Last but not least was Doom, which unfortunately we weren’t able to test consistently across all GPUs. In this benchmark we used FRAPs to test the minimum, average and maximum frame rate while running the game at 1440P and using the absolute maximum graphical settings including the Nightmare settings for a few options. In our testing the GTX 1080 performed at an average of 103.11 FPS which is amazing when you consider that this is a brand new game and the GTX 1080 is already able to run it at 100 FPS with maximum settings. The minimum FPS was 72 and the maximum FPS was 149. This means that the GTX 1080 is such a good GPU that it is already able to run brand new release games at maximum frame rates and in games like Doom that’s really important because the game is extremely fast paced and you want as high and consistent of an FPS as possible.
Overclocking and Thermals
In terms of overclocking and thermals, this GPU did extremely well.

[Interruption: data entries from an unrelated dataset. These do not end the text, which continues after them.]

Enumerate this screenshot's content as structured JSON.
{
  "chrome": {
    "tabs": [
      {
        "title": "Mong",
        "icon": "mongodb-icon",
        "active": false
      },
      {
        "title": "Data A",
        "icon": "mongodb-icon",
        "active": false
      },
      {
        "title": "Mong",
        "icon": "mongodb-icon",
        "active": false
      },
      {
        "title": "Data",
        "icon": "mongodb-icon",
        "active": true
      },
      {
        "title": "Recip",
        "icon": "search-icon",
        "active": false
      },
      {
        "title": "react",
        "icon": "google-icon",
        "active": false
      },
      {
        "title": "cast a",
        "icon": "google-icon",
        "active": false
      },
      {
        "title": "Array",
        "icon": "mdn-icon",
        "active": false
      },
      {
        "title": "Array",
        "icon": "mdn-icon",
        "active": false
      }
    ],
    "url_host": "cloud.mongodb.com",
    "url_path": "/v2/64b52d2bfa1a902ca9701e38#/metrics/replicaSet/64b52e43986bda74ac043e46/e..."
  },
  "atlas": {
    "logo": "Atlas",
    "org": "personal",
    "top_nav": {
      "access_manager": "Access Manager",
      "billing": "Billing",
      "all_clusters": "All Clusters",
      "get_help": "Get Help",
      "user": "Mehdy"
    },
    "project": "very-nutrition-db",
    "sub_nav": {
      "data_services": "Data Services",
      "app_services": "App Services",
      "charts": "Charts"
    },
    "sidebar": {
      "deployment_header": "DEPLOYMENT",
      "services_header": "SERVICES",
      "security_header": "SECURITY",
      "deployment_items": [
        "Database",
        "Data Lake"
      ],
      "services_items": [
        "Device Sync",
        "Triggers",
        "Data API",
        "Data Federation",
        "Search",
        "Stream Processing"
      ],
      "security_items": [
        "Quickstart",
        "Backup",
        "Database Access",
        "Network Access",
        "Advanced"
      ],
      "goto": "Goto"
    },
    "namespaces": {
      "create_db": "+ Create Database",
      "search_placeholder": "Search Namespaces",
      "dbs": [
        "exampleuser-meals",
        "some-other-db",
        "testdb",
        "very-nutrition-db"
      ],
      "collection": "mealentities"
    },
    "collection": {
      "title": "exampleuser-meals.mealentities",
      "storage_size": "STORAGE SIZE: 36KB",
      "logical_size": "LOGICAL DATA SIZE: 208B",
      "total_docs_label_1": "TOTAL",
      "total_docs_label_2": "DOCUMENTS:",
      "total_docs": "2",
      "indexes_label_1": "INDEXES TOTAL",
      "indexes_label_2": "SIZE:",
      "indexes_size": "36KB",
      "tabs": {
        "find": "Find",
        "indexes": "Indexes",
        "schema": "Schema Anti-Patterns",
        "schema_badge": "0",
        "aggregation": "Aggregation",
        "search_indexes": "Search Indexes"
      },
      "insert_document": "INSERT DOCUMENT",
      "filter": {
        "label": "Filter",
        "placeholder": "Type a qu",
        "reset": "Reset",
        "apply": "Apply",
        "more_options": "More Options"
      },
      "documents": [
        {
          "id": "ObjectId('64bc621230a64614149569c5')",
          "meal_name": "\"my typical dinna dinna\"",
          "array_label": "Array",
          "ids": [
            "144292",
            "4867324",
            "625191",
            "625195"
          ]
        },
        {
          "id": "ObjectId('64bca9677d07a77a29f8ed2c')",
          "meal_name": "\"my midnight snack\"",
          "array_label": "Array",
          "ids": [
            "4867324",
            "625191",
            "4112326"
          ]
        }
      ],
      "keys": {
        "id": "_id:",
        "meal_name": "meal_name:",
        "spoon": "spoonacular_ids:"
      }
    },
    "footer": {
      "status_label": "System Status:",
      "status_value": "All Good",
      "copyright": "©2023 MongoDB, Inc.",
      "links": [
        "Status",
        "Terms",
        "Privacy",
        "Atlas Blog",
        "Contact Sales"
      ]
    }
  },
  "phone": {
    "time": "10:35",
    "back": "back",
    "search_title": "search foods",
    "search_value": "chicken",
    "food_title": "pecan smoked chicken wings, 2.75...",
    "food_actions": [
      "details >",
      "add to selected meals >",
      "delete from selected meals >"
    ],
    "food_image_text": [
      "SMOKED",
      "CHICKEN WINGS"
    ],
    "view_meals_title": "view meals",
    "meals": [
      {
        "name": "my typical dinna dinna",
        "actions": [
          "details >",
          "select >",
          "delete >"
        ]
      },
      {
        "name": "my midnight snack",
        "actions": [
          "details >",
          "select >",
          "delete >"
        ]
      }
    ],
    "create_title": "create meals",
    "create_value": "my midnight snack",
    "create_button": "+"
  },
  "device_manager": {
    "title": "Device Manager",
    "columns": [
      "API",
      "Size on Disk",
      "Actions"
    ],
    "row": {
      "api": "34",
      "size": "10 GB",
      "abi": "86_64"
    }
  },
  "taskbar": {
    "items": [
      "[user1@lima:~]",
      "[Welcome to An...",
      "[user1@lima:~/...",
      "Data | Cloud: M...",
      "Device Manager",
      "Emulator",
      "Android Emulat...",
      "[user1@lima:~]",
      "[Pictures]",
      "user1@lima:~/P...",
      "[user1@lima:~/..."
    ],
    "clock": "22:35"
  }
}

I wanted to verify NVIDIA’s claims about thermals and overclocking so we overclocked the GTX 1080 up to 2.138 GHz while running the fan at 100% (4000 RPM) and were able to get an artifact-free stable overclock and test of the SteamVR benchmark. During overclocking, with the fan at 100% the GPU never went over 61C which is about where NVIDIA had claimed they were able to overclock the GPU (they didn’t say what fan speed). Under normal testing, the highest temperature we ever saw with the GTX 1080 was during the SteamVR benchmark and that was 81C.

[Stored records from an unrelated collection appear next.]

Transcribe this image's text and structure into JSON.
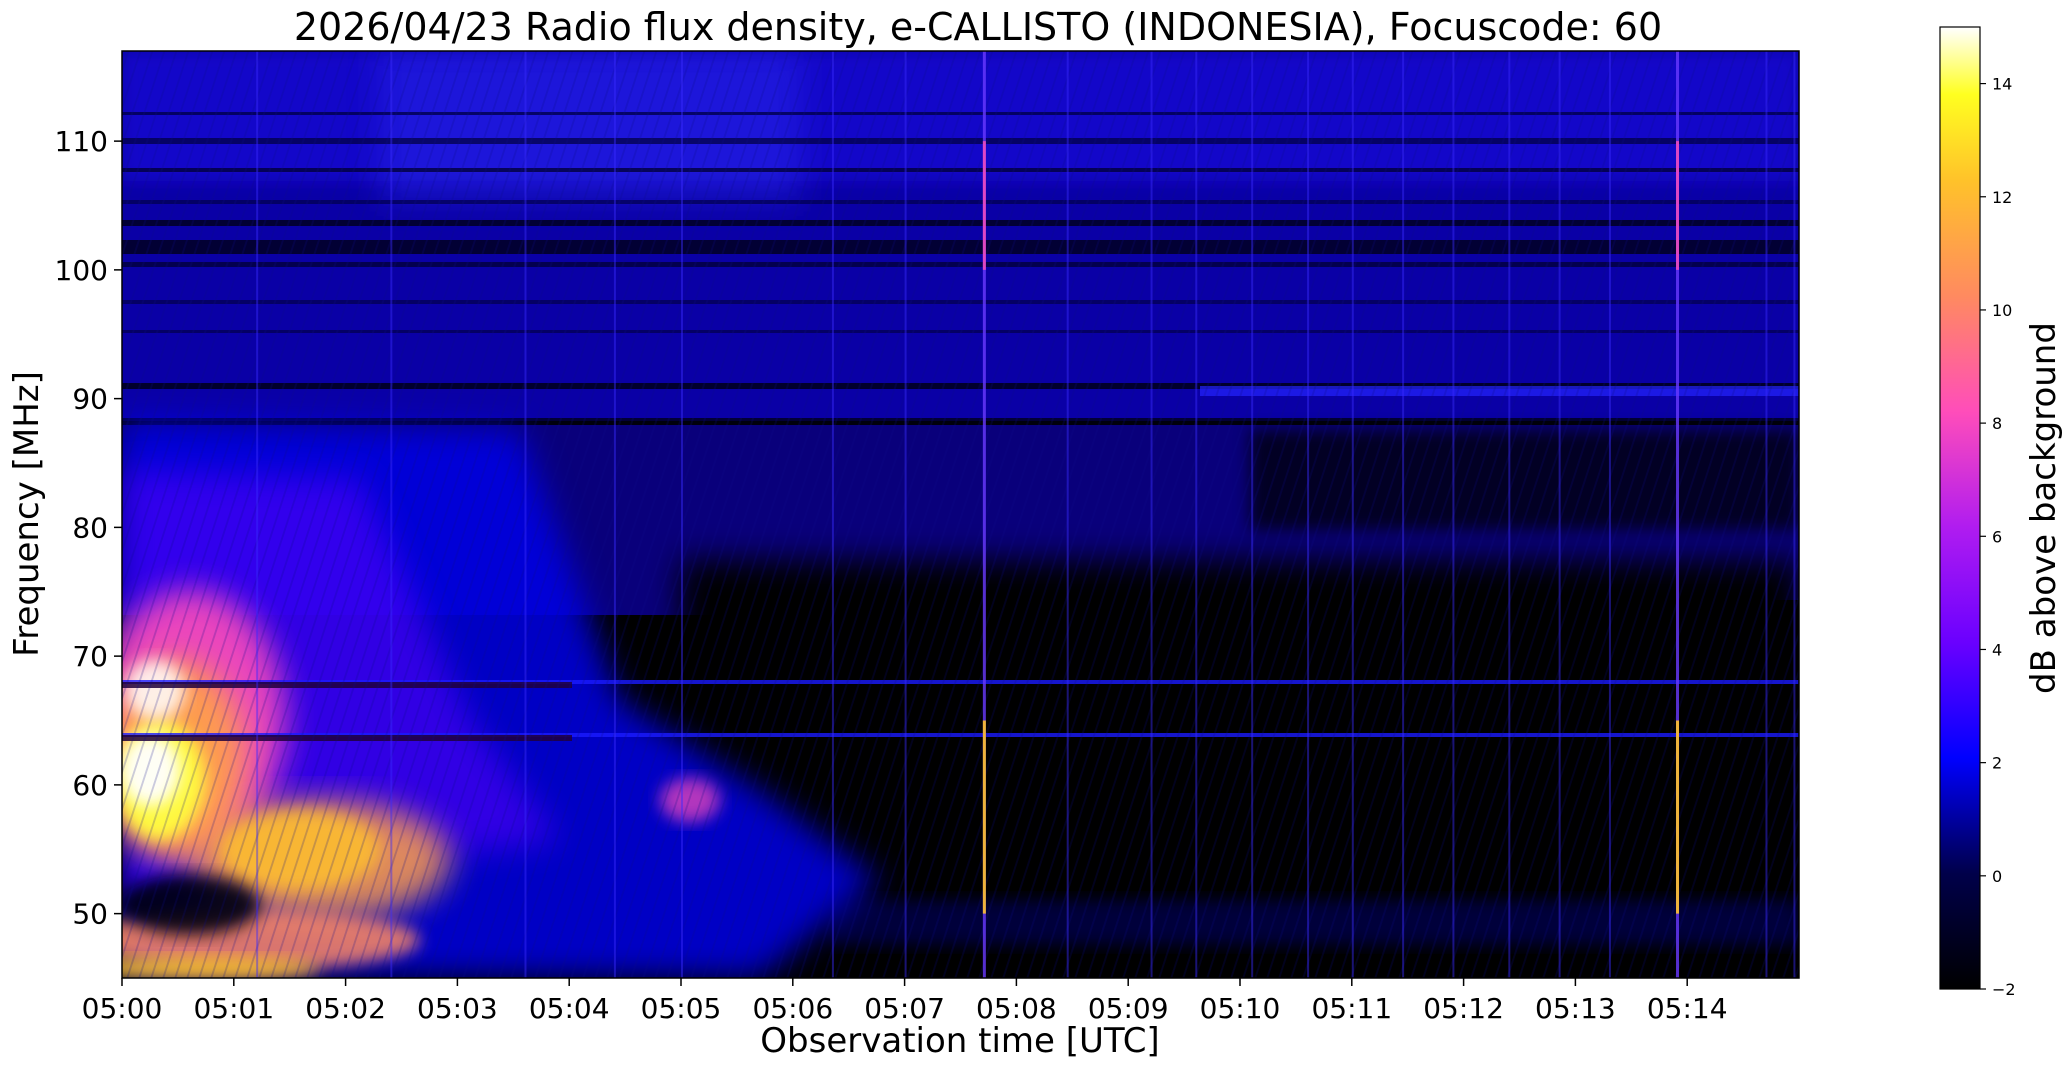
{
  "chart_data": {
    "type": "heatmap",
    "title": "2026/04/23  Radio flux density, e-CALLISTO (INDONESIA), Focuscode: 60",
    "xlabel": "Observation time [UTC]",
    "ylabel": "Frequency [MHz]",
    "x_tick_labels": [
      "05:00",
      "05:01",
      "05:02",
      "05:03",
      "05:04",
      "05:05",
      "05:06",
      "05:07",
      "05:08",
      "05:09",
      "05:10",
      "05:11",
      "05:12",
      "05:13",
      "05:14"
    ],
    "x_range_minutes": [
      0,
      15
    ],
    "y_ticks": [
      50,
      60,
      70,
      80,
      90,
      100,
      110
    ],
    "y_range_mhz": [
      45,
      117
    ],
    "colorbar": {
      "label": "dB above background",
      "colormap": "gnuplot2",
      "range": [
        -2,
        15
      ],
      "ticks": [
        -2,
        0,
        2,
        4,
        6,
        8,
        10,
        12,
        14
      ],
      "stops": [
        "#000000",
        "#0000ff",
        "#8b00ff",
        "#ff4dba",
        "#ffa048",
        "#ffff00",
        "#ffffff"
      ]
    },
    "features": {
      "burst": {
        "description_source": "visual estimate of emission",
        "points": [
          {
            "t_min": 0.0,
            "f_mhz": 70,
            "db": 13
          },
          {
            "t_min": 0.3,
            "f_mhz": 62,
            "db": 15
          },
          {
            "t_min": 1.0,
            "f_mhz": 56,
            "db": 11
          },
          {
            "t_min": 2.0,
            "f_mhz": 53,
            "db": 9
          },
          {
            "t_min": 5.2,
            "f_mhz": 58,
            "db": 6
          }
        ]
      },
      "spikes_t_min": [
        7.7,
        13.9
      ],
      "rfi_lines_mhz": [
        88,
        90.5,
        101,
        103
      ]
    },
    "grid": false
  }
}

Overclocking capabilities (Credit: Anshel Sag)
In SteamVR, overclock testing yielded an increase of about 10% which is pretty impressive considering the overclock was entirely free and we could very likely see AIBs accomplishing these kinds of overclocks and selling them to consumers. I believe that 16,457 frames as tested on the GTX 1080 may be the highest tested result among any single GPU configuration ever tested on SteamVR.
Flir imaging of GTX 1080 (Credit: Anshel Sag)

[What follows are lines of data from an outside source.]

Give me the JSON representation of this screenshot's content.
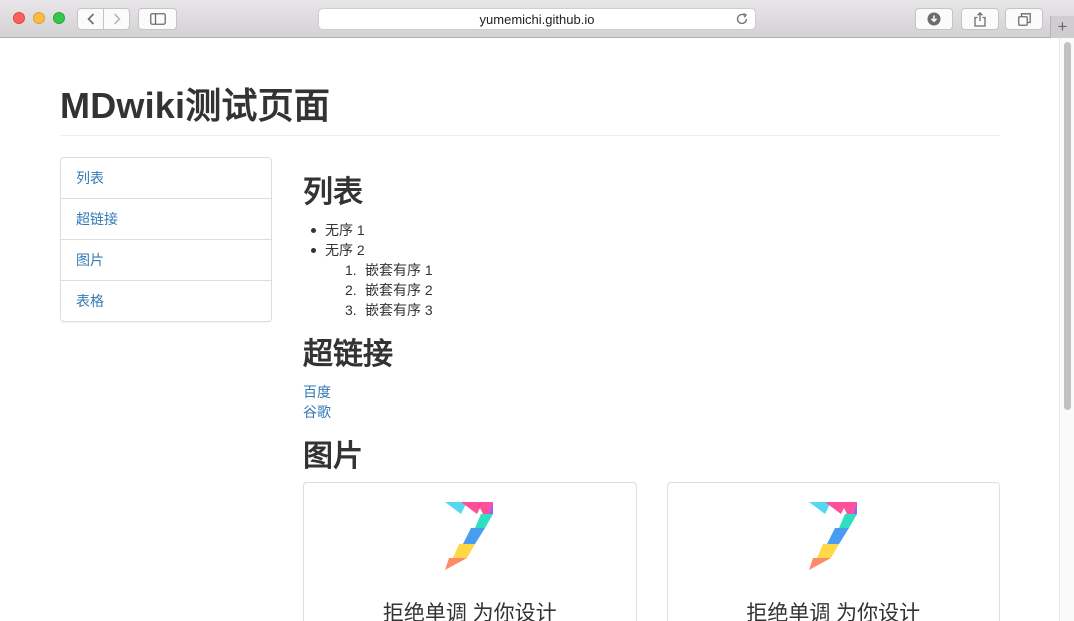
{
  "browser": {
    "url": "yumemichi.github.io",
    "new_tab_symbol": "+"
  },
  "page": {
    "title": "MDwiki测试页面"
  },
  "nav": {
    "items": [
      {
        "label": "列表"
      },
      {
        "label": "超链接"
      },
      {
        "label": "图片"
      },
      {
        "label": "表格"
      }
    ]
  },
  "sections": {
    "list": {
      "heading": "列表",
      "unordered": [
        "无序 1",
        "无序 2"
      ],
      "ordered": [
        {
          "num": "1.",
          "text": "嵌套有序 1"
        },
        {
          "num": "2.",
          "text": "嵌套有序 2"
        },
        {
          "num": "3.",
          "text": "嵌套有序 3"
        }
      ]
    },
    "links": {
      "heading": "超链接",
      "items": [
        "百度",
        "谷歌"
      ]
    },
    "images": {
      "heading": "图片",
      "cards": [
        {
          "caption": "拒绝单调 为你设计",
          "logo": "seven-logo-icon"
        },
        {
          "caption": "拒绝单调 为你设计",
          "logo": "seven-logo-icon"
        }
      ]
    }
  },
  "colors": {
    "link": "#337ab7",
    "text": "#333333",
    "border": "#dddddd"
  }
}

The GTX 1080 is an absolutely amazing enthusiast GPU from virtually any angle you look at it. NVIDIA has succeeded in not only making the fastest GPU, but also making one of the fastest graphics cards on earth. At the current $699 price for the Founder’s Edition, it still is a bit on the pricey side, but the level of performance is so great that it still is a better value than the GTX 980 Ti and Fury X when measuring FPS per dollar. I expect that the GTX 1070 will beat the GTX 1080 in terms of FPS per dollar, but that GPU is not going to be as fast or available for quite some time. The $599 MSRP price that has been stated for the GTX 1080 will be available from AIBs ‘soon’ but we do know that the first batches of the 1080 will be $699 Founders Edition cards. The $599 price, when available will make the GTX 1080 extremely hard to beat in nearly any metric and that alone is a testament to how great of a job NVIDIA has done with this GPU. Once the $599 and $379 versions of the GTX 1080 and 1070 become readily available, I would expect some serious downward pressures on GPU prices which will only benefit enthusiast gamers and the adoption of high-end VR.